I’ll admit I didn’t actually see much of the con part of PantheaCon. I didn’t go to any seminars on “Who’s Calling: Caller ID for the Gods” or “Mirror of My Soul: Relationship as a Magickal Art”. I didn’t go to anything called a ritual or a circle. I was too damned busy selling kilts all day, and I didn’t really feel like hanging around all evening just in case something dirty happened.
Maybe if I’d know which rituals would have been most likely to turn into naked romps, I’d have stayed.
But I tell you, them pagans, they buy a lot of kilts. We sold almost twice what we expected, and that with a short staff at the booth an a shortage of larger kilt sizes.
It was a really different venue than what I’m used to working. I’m used to being outside, in a street or street-like area. I’m used to events where people are drinking. I’m used to events where we can get loud, and where we need to work to get people into our booth.
Here, we were in a small area, inside. We didn’t need to be loud. We didn’t get to hustle people into the booth. They came to us, often faster that we could handle them. Normally we hand out business cards and work people as they walk buy, but here, everyone knew what Utilikilts are.
It was low key, and quiet, yet we were selling kilts as fast as we could go most of Saturday.
I’d work this event again. It’s fun to work close to home for once, someplace where I could get in and out without a long trip. And it was fun pretty much running the booth. I’ve always worked with people who are in charge until now so it was a change to have to wing stuff, make stuff up and not have anyone else to ask or tell. The guy who was supposed to be running the booth had to cancel, so we spent a lot of time figuring out what to do and how to do it.
I think we did a great job on this one.
Still, I missed the drunken kilt-inspectors.

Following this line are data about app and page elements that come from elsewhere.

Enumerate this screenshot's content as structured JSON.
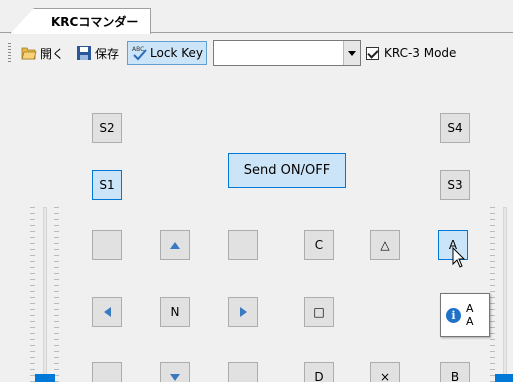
{
  "tab": {
    "label": "KRCコマンダー"
  },
  "toolbar": {
    "open_label": "開く",
    "save_label": "保存",
    "lock_key_label": "Lock Key",
    "combo_value": "",
    "mode_checkbox_label": "KRC-3 Mode",
    "mode_checked": true
  },
  "buttons": {
    "s1": "S1",
    "s2": "S2",
    "s3": "S3",
    "s4": "S4",
    "send": "Send ON/OFF",
    "n": "N",
    "c": "C",
    "d": "D",
    "a": "A",
    "b": "B",
    "triangle": "△",
    "square": "□",
    "cross": "×"
  },
  "tooltip": {
    "line1": "A",
    "line2": "A"
  },
  "colors": {
    "accent": "#0078d7",
    "button_face": "#e1e1e1",
    "highlight": "#cce4f7",
    "arrow": "#3a78c2"
  }
}
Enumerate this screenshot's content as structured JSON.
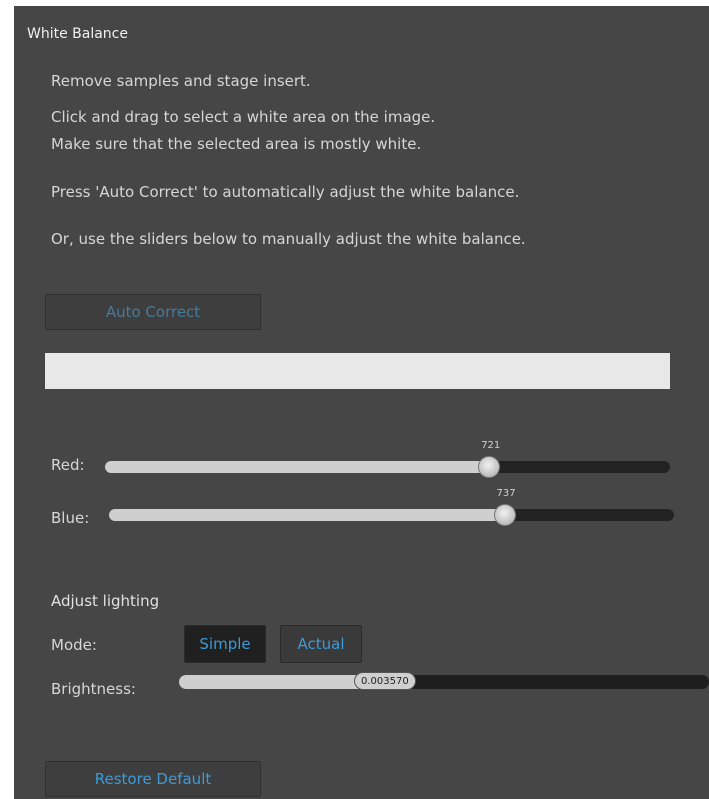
{
  "panel": {
    "title": "White Balance",
    "instructions": [
      "Remove samples and stage insert.",
      "Click and drag to select a white area on the image.",
      "Make sure that the selected area is mostly white.",
      "Press 'Auto Correct' to automatically adjust the white balance.",
      "Or, use the sliders below to manually adjust the white balance."
    ],
    "auto_correct_label": "Auto Correct",
    "swatch_color": "#e8e8e8",
    "sliders": {
      "red": {
        "label": "Red:",
        "value": "721",
        "fraction": 0.68
      },
      "blue": {
        "label": "Blue:",
        "value": "737",
        "fraction": 0.7
      }
    },
    "lighting": {
      "heading": "Adjust lighting",
      "mode_label": "Mode:",
      "modes": [
        "Simple",
        "Actual"
      ],
      "selected_mode": "Simple",
      "brightness_label": "Brightness:",
      "brightness_value": "0.003570"
    },
    "restore_label": "Restore Default"
  },
  "colors": {
    "panel_bg": "#464646",
    "accent": "#3d9ad6",
    "track_dark": "#222222",
    "track_fill": "#cfcfcf"
  }
}
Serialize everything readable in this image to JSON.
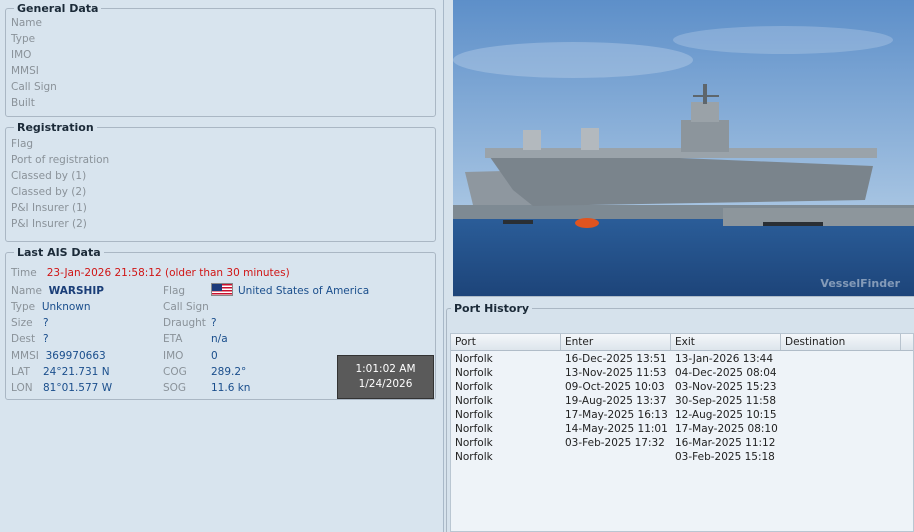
{
  "general": {
    "title": "General Data",
    "fields": [
      "Name",
      "Type",
      "IMO",
      "MMSI",
      "Call Sign",
      "Built"
    ]
  },
  "registration": {
    "title": "Registration",
    "fields": [
      "Flag",
      "Port of registration",
      "Classed by (1)",
      "Classed by (2)",
      "P&I Insurer (1)",
      "P&I Insurer (2)"
    ]
  },
  "ais": {
    "title": "Last AIS Data",
    "time_label": "Time",
    "time_value": "23-Jan-2026 21:58:12 (older than 30 minutes)",
    "name_label": "Name",
    "name_value": "WARSHIP",
    "type_label": "Type",
    "type_value": "Unknown",
    "size_label": "Size",
    "size_value": "?",
    "dest_label": "Dest",
    "dest_value": "?",
    "mmsi_label": "MMSI",
    "mmsi_value": "369970663",
    "lat_label": "LAT",
    "lat_value": "24°21.731 N",
    "lon_label": "LON",
    "lon_value": "81°01.577 W",
    "flag_label": "Flag",
    "flag_value": "United States of America",
    "callsign_label": "Call Sign",
    "callsign_value": "",
    "draught_label": "Draught",
    "draught_value": "?",
    "eta_label": "ETA",
    "eta_value": "n/a",
    "imo_label": "IMO",
    "imo_value": "0",
    "cog_label": "COG",
    "cog_value": "289.2°",
    "sog_label": "SOG",
    "sog_value": "11.6 kn"
  },
  "clock": {
    "time": "1:01:02 AM",
    "date": "1/24/2026"
  },
  "photo": {
    "watermark": "VesselFinder"
  },
  "port_history": {
    "title": "Port History",
    "columns": [
      "Port",
      "Enter",
      "Exit",
      "Destination"
    ],
    "rows": [
      [
        "Norfolk",
        "16-Dec-2025 13:51",
        "13-Jan-2026 13:44",
        ""
      ],
      [
        "Norfolk",
        "13-Nov-2025 11:53",
        "04-Dec-2025 08:04",
        ""
      ],
      [
        "Norfolk",
        "09-Oct-2025 10:03",
        "03-Nov-2025 15:23",
        ""
      ],
      [
        "Norfolk",
        "19-Aug-2025 13:37",
        "30-Sep-2025 11:58",
        ""
      ],
      [
        "Norfolk",
        "17-May-2025 16:13",
        "12-Aug-2025 10:15",
        ""
      ],
      [
        "Norfolk",
        "14-May-2025 11:01",
        "17-May-2025 08:10",
        ""
      ],
      [
        "Norfolk",
        "03-Feb-2025 17:32",
        "16-Mar-2025 11:12",
        ""
      ],
      [
        "Norfolk",
        "",
        "03-Feb-2025 15:18",
        ""
      ]
    ]
  }
}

Vending isn’t the same when you don’t get or give some good grope.